WASHINGTON -- As President Barack Obama tries to rally Congress to reform health care, there's real doubt a big overhaul can even pass.
Both Democrats and Republicans agree.
"Our legislation is about 85 percent in agreement," House Speaker Nancy Pelosi, D-Calif., said.
But it's sticklers like a government-run public option and possible taxpayer-funded abortion that could bring the whole plan down.
Rick Scott of Conservatives for Patients Right joined CBN News to share more on the subject. Click play to watch the interview.
If Pelosi loses 38 Democrats, she probably can't pass a bill in the House.

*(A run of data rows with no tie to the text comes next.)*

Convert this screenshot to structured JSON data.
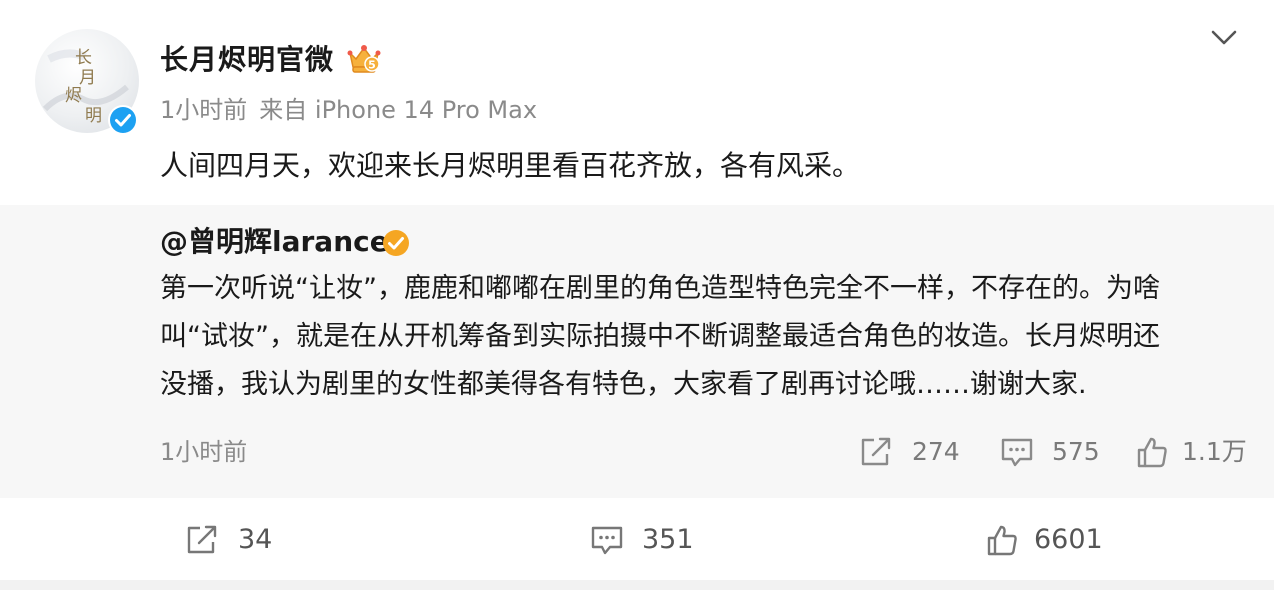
{
  "post": {
    "author": "长月烬明官微",
    "time": "1小时前",
    "source": "来自 iPhone 14 Pro Max",
    "text": "人间四月天，欢迎来长月烬明里看百花齐放，各有风采。",
    "avatar_lettering": "长月烬明",
    "member_badge_level": "5"
  },
  "repost": {
    "author": "@曾明辉larance",
    "lines": [
      "第一次听说“让妆”，鹿鹿和嘟嘟在剧里的角色造型特色完全不一样，不存在的。为啥",
      "叫“试妆”，就是在从开机筹备到实际拍摄中不断调整最适合角色的妆造。长月烬明还",
      "没播，我认为剧里的女性都美得各有特色，大家看了剧再讨论哦……谢谢大家."
    ],
    "time": "1小时前",
    "stats": {
      "reposts": "274",
      "comments": "575",
      "likes": "1.1万"
    }
  },
  "actions": {
    "reposts": "34",
    "comments": "351",
    "likes": "6601"
  },
  "icons": {
    "verified": "verified-blue-check-icon",
    "member": "crown-member-icon",
    "repost_verified": "verified-gold-check-icon",
    "more": "chevron-down-icon",
    "repost": "share-arrow-icon",
    "comment": "comment-bubble-icon",
    "like": "thumbs-up-icon"
  },
  "colors": {
    "verified_blue": "#1da1f2",
    "verified_gold": "#f5a623",
    "muted_text": "#8a8a8a",
    "repost_bg": "#f7f7f7"
  }
}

Since some 60 Democrats say they'll vote against it without a public option, that's why she's saying a public option is essential.
But a couple dozen more moderate Democrats have said they'll oppose the plan, and most of them say they'll be against it if it does include a public option.
As for abortion, pro-life Democrat Bart Stupak, D-Mich., leads a group of 39 House Democrats who say they'll oppose the plan unless Pelosi allows a straightforward up or down vote on clearly banning taxpayer-funded abortions in the reform plan.
Stupak's worried Congress won't mention abortion in its final bill, and that silence will allow it to be paid for by taxpayers.
"The courts have always ruled if Congress does not explicitly state 'no public funding for abortion,' then abortion is included as a covered benefit," Stupak said. "And therefore we need language that explicitly states 'no public funding for abortion,'" he added.
In the House, it's pretty clear most Republicans will fight an ambitious overhaul of health care.
"I have deep concerns about most of the provisions in this bill," Rep. Charles Boustany, R-La., said.
But a bipartisan group of senators keeps trying to come up with a Senate bill that could get some Republican support, even though the GOP Senate leader sounds doubtful.
"The status quo is not acceptable, but neither are any of the proposals we've seen from the White House or Democrats in Congress," Minority Leader Sen. Mitch McConnell, R-Ky., said.
President Obama says he's not giving up on Republicans.
On ABC's Good Morning America on Wednesday, he said his speech will make clear what he wants -- like a public option -- but another major goal is "to make sure that Democrats and Republicans understand that I'm open to new ideas," the president said.